═════ Provided entries ═════
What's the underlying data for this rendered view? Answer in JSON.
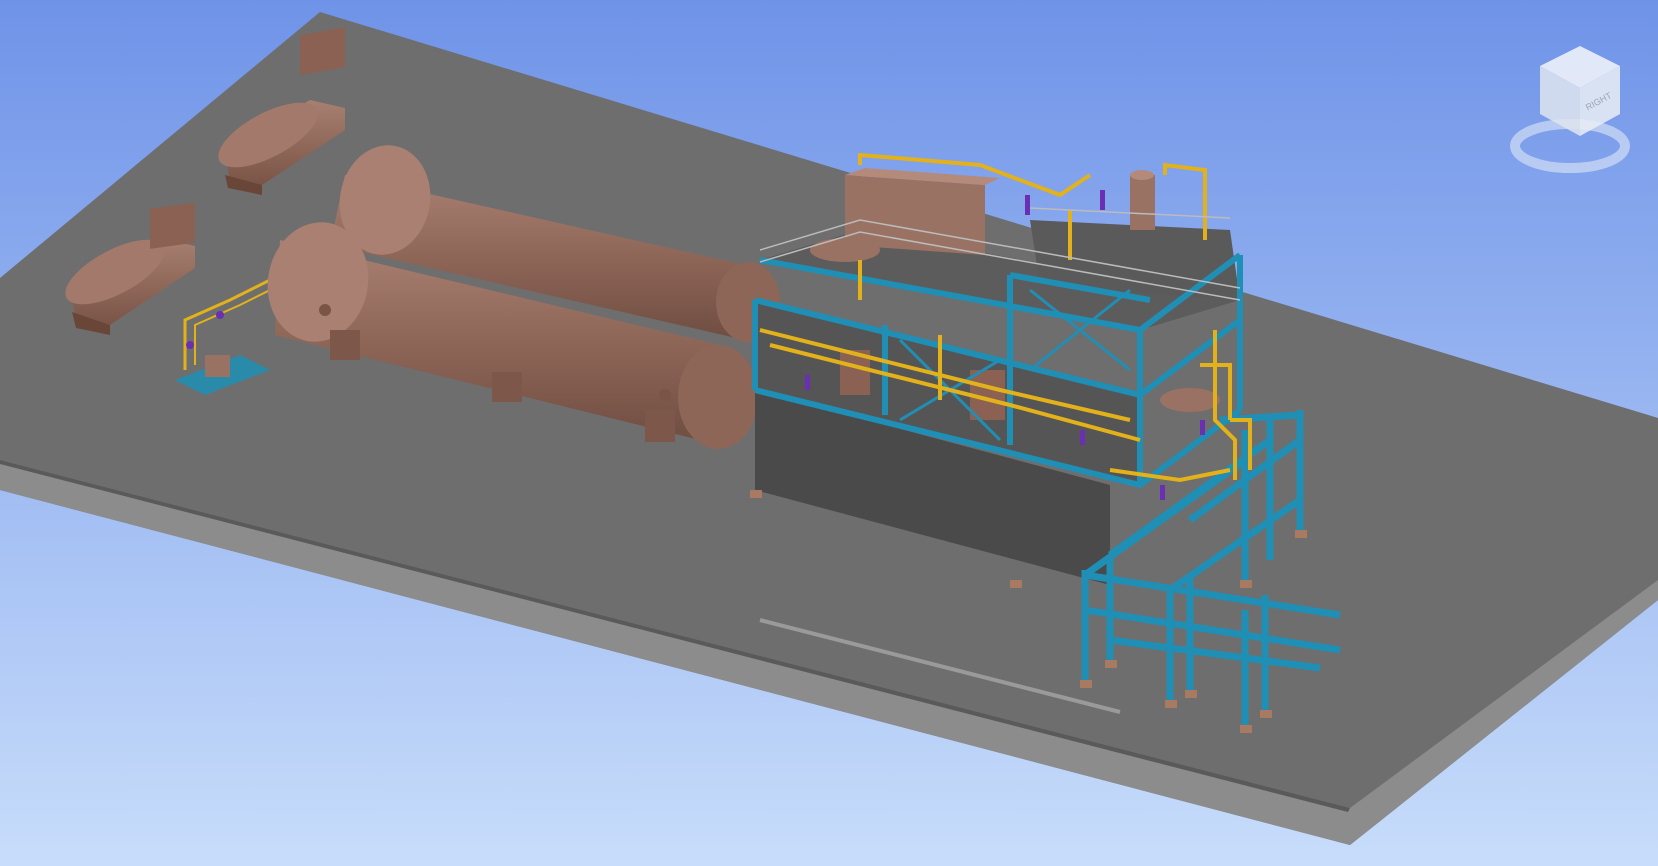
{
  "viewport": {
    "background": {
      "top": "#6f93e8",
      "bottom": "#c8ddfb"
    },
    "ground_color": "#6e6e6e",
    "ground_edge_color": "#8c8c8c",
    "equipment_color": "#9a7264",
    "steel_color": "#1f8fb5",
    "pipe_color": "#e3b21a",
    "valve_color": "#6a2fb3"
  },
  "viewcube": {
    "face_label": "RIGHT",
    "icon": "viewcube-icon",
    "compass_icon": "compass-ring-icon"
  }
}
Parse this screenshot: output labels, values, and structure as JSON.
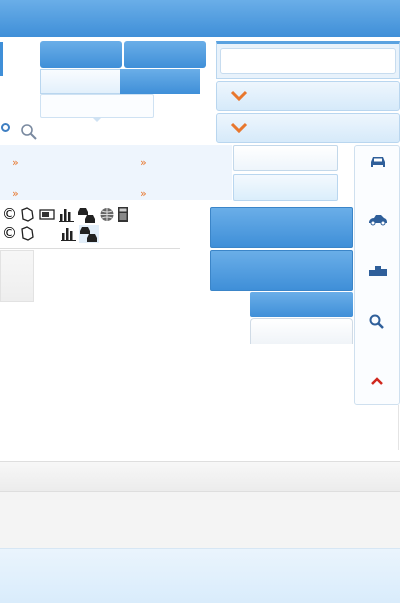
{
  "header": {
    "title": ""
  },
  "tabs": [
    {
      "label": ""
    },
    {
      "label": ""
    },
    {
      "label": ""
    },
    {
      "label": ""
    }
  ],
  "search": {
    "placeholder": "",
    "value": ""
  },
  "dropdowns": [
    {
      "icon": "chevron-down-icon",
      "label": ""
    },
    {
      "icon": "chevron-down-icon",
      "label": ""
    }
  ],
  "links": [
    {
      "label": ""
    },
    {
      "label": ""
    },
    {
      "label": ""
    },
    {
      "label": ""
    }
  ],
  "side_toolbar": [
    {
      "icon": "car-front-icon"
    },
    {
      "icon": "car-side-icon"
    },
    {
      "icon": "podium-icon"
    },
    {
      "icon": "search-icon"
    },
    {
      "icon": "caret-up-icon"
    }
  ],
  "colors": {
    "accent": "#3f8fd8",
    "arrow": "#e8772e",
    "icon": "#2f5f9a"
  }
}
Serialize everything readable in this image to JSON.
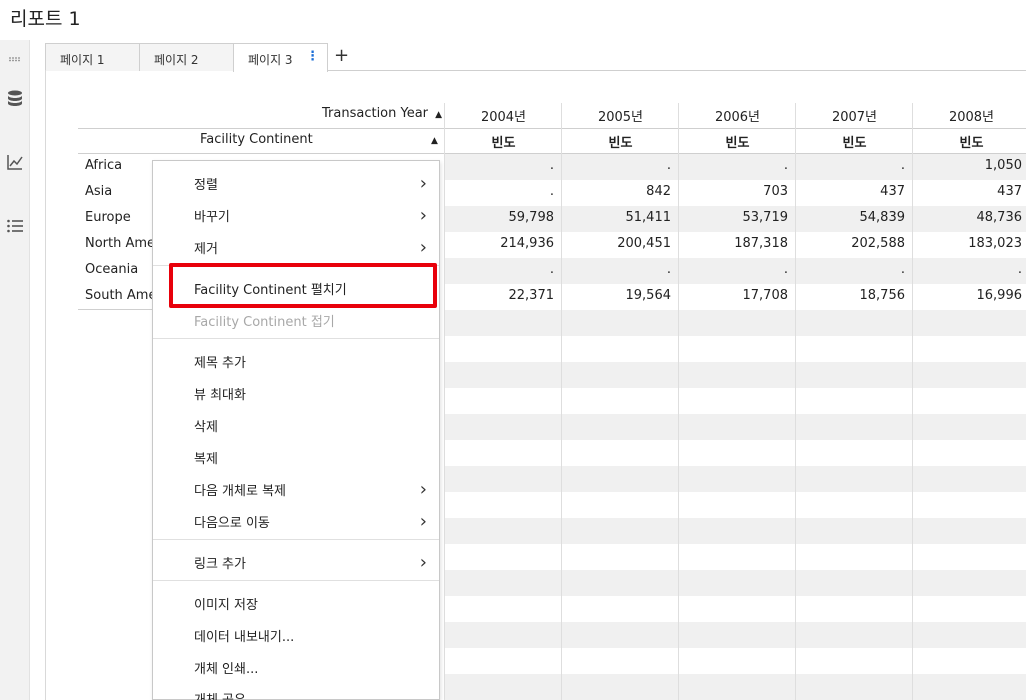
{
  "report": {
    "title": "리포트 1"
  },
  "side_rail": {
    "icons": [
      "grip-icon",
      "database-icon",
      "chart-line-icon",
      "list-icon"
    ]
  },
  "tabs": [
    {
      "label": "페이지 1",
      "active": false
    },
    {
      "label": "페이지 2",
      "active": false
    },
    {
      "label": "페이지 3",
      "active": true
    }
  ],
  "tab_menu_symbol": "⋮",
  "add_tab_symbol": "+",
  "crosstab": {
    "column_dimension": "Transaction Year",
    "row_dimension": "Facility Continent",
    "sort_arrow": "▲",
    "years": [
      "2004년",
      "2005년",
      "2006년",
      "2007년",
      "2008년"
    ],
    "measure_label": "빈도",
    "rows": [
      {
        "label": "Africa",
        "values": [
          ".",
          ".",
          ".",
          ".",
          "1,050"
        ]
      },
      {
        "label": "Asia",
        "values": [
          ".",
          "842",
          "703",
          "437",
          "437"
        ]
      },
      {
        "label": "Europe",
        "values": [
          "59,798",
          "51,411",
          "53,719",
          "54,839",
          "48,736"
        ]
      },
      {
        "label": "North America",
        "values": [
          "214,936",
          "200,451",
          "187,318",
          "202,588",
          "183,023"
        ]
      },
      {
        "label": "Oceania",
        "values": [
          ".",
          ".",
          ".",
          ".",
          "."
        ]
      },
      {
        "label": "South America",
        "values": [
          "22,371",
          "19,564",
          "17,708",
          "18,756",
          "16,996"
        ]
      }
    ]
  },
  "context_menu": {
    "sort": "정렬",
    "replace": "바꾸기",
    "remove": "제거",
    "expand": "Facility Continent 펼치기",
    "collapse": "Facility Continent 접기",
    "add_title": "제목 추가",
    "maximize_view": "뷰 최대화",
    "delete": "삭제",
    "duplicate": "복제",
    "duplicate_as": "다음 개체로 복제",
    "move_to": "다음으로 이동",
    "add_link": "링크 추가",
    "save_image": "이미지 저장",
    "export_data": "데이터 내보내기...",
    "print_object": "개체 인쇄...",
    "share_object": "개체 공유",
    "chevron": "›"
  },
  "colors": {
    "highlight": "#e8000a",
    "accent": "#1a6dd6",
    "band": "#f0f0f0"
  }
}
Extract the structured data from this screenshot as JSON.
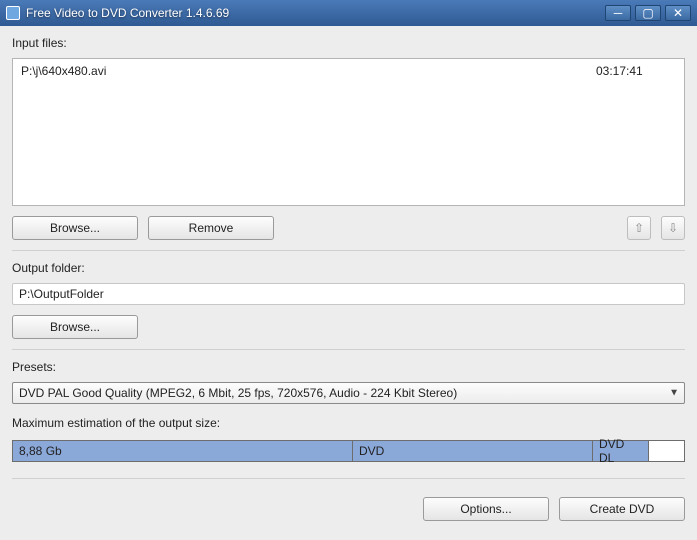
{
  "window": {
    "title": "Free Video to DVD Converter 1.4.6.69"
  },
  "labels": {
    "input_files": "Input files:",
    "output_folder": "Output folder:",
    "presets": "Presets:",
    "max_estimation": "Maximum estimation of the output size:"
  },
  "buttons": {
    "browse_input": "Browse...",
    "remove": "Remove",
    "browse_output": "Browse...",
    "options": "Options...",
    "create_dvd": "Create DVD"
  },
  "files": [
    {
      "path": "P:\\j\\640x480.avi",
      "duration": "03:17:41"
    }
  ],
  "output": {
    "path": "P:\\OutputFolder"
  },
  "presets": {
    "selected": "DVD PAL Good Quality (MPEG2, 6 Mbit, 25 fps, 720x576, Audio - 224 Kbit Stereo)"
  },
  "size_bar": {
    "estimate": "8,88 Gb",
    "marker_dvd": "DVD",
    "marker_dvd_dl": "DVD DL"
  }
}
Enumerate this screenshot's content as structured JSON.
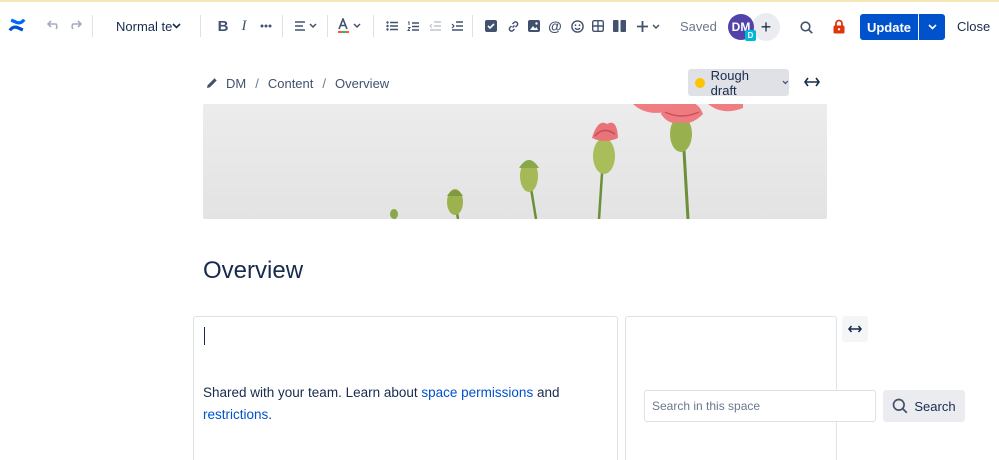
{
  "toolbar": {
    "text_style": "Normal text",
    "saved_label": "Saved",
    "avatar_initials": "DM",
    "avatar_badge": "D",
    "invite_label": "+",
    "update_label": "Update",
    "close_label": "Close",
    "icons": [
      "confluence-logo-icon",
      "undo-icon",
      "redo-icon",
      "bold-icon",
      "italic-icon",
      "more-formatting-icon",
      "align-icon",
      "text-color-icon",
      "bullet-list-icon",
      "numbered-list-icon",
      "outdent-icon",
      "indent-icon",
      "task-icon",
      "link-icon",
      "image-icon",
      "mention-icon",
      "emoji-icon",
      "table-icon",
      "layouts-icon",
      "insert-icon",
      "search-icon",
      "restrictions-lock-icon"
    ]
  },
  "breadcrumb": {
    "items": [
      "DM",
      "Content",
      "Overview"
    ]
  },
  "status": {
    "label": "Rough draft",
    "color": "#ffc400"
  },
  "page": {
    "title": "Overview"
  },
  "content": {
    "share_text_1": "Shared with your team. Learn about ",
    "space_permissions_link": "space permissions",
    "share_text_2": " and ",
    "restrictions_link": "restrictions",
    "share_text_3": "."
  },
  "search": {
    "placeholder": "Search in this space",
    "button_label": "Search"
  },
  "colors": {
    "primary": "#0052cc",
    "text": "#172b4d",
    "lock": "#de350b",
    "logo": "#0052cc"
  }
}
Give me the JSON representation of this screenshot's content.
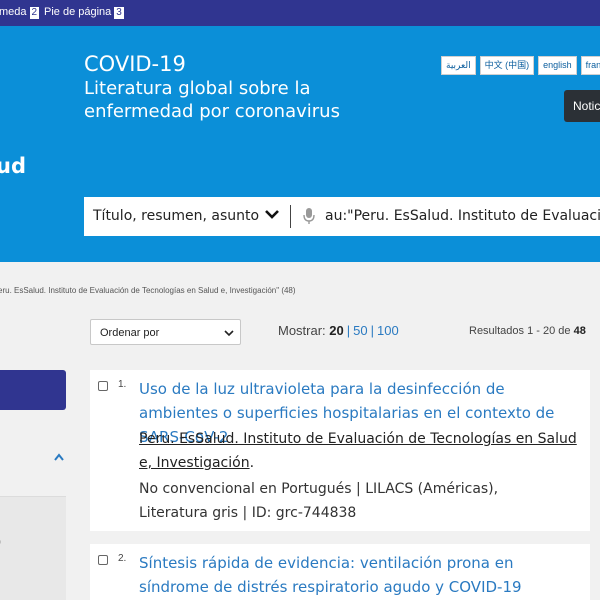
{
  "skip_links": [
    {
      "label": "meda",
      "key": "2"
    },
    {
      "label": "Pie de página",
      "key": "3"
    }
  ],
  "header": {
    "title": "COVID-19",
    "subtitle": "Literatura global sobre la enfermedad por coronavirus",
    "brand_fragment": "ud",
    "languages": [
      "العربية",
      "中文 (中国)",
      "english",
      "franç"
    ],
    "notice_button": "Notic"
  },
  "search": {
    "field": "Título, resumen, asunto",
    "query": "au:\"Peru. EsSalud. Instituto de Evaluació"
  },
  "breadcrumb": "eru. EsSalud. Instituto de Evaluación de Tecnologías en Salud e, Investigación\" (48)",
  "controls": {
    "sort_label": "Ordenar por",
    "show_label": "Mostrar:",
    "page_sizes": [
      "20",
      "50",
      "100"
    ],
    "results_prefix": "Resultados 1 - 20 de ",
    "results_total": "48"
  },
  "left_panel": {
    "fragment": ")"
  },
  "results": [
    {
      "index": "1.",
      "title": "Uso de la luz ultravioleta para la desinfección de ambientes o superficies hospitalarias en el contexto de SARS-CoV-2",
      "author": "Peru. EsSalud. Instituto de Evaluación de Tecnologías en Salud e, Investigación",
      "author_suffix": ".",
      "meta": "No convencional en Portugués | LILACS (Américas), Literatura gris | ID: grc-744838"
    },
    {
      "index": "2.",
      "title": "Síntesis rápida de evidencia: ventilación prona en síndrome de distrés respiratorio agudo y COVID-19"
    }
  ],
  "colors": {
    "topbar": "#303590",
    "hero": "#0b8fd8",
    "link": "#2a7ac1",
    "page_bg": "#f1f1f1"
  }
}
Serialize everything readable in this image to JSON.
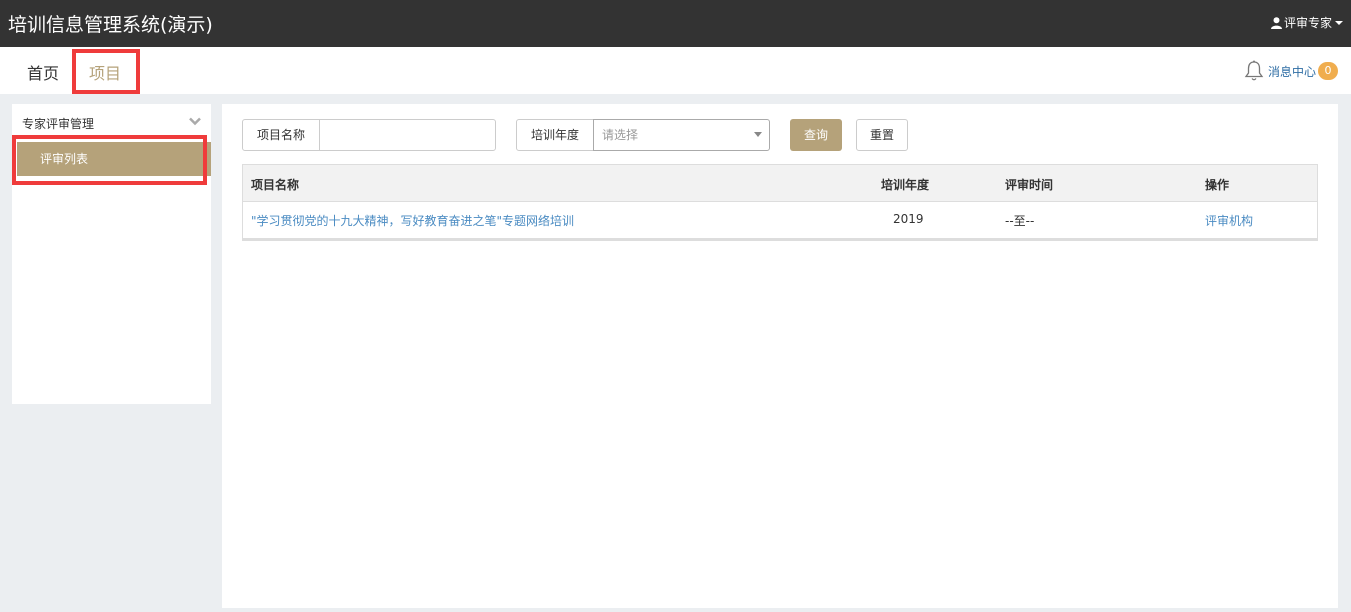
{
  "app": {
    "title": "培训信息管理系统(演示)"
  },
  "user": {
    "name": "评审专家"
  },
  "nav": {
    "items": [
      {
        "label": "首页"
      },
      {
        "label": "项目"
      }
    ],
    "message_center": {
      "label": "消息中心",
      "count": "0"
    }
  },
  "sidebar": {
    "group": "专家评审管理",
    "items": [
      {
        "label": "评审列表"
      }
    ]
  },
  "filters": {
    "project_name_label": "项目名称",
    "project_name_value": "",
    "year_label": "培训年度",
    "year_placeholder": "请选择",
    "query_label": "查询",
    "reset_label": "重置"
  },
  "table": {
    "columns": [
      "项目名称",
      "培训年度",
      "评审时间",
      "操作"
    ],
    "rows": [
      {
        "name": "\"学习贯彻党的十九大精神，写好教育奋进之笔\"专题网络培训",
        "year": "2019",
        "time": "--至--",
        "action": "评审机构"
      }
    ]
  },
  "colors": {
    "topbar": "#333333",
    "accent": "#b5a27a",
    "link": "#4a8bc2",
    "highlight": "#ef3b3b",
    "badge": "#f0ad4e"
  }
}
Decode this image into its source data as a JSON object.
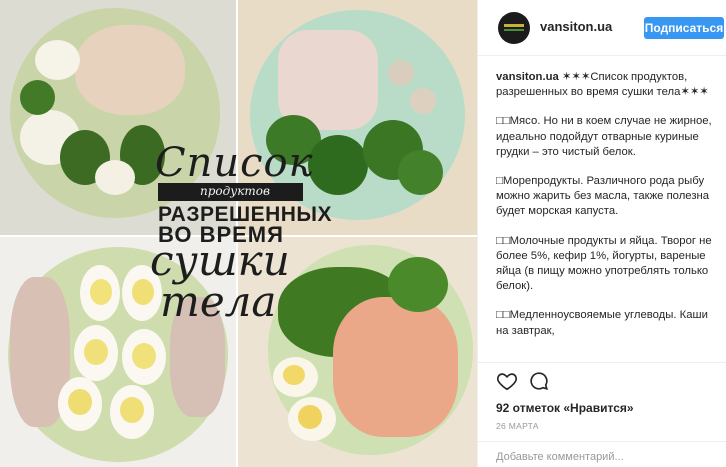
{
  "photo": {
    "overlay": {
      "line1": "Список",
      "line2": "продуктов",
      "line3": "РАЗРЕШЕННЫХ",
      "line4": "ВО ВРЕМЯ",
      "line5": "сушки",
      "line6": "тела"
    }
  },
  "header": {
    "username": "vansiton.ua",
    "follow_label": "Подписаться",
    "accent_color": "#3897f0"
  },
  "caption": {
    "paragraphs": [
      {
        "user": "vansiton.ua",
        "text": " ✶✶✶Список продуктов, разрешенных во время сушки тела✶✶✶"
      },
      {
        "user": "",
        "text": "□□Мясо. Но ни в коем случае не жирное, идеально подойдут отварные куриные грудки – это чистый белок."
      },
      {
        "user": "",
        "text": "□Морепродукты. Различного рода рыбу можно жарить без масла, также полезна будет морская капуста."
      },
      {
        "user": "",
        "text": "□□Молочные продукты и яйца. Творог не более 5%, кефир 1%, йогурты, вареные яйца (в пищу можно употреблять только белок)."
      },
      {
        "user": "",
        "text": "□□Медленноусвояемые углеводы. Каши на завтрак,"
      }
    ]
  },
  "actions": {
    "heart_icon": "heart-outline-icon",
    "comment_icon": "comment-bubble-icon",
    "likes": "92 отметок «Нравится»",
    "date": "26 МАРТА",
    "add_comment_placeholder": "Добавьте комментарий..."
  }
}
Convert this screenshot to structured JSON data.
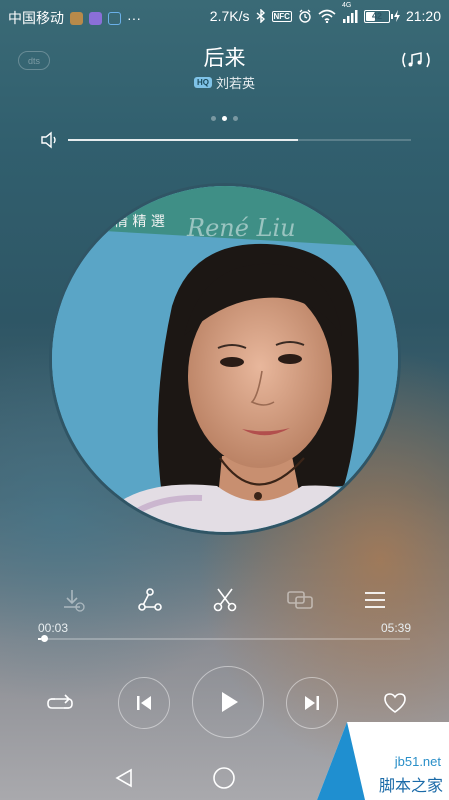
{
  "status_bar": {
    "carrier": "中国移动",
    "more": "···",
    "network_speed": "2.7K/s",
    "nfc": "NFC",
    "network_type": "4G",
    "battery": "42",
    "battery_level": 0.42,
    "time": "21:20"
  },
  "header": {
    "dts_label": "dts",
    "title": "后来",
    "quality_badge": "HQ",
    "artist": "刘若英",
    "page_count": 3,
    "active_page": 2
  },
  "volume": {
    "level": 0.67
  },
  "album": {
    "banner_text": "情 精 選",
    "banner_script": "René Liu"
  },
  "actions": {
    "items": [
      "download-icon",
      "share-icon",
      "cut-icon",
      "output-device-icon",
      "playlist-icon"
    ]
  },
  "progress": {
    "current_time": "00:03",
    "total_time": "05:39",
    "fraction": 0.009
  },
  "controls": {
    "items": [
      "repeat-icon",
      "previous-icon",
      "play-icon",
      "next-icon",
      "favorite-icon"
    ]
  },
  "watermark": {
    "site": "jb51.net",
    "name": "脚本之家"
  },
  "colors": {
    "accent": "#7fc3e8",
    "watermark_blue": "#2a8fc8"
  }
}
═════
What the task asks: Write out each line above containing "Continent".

Solution to the exercise:
    "row_dimension": "Facility Continent",
    "expand": "Facility Continent 펼치기",
    "collapse": "Facility Continent 접기",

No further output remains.